I rode up the right side and went right to 5th wheel with ease. I could see Anton getting a lead out and Chris Firek moved right into view. Steve McKee who seems to win every race he enters right now rolled right into place. The natural order was taking place and I took my spot at the head table. With 400 meters to go all of us stood up in unison. This was going to be a long one and we all decided that at the same time that it was time to go.

I got out on the outside and pulled to the front. I went around Firek but I could see Anton in my peripheral. He and I were side by side for what seemed like forever. I gave one last effort and threw my bike. As we crossed I knew I had got him but I also knew I had beat him by nothing – a centimeter tops.

Winning the bunch sprint for 5th was a great way to salvage a frustrating day.
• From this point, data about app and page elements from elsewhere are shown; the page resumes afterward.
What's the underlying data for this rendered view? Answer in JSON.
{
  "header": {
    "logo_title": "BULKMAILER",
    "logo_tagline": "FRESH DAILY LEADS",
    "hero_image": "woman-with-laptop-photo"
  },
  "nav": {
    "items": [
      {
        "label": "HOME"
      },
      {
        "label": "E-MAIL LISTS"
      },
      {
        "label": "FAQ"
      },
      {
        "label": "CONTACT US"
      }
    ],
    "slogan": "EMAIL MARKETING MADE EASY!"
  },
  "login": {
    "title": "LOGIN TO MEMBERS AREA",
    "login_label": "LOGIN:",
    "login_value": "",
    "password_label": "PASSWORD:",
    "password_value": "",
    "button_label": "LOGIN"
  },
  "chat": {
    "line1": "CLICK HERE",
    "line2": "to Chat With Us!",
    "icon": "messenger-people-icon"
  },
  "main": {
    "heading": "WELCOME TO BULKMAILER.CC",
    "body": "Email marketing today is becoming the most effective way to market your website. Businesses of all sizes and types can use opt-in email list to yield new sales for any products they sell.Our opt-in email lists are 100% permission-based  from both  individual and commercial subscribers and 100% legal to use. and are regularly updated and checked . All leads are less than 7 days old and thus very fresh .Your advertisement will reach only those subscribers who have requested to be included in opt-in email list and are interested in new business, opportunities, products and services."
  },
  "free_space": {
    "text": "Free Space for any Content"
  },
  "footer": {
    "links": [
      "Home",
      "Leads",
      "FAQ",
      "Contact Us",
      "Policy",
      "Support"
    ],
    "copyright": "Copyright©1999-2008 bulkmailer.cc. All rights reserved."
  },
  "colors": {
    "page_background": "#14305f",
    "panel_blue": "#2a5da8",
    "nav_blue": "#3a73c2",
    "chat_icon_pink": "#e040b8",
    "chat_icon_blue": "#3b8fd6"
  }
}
I’m still scratching my head on what I could have done different but I finished happy and not too beat up which means the day was a success.  Feels good to be able to ride hard throughout the race and still have something for the finish.

Congrats the Travis Samuel for winning his second race in two days. He and his team mate Yuri had the horsepower to stay away (with Fillion) and then had the numbers to work him over and steal the win. They also had their crew back with us doing a great job of making sure nothing got across to them.  It was a thing of beauty and their entire team should be proud.

So what did I learn today?  Nothing new. Great team work can take down even the strongest individual.  The strongest guy didn’t always win the race…again.

Thanks to the organizers for putting on such a great event. I have done this one seven years in a row now and it just keeps getting better year after year.

Full results here.

Thanks for reading – EV

Ed Veal is an cat 1 racer and cycling coach from Toronto, Ont . He owns and operates RealDeal Performance and RealDeal Racing.





Leave a Reply

You must be logged in to post a comment.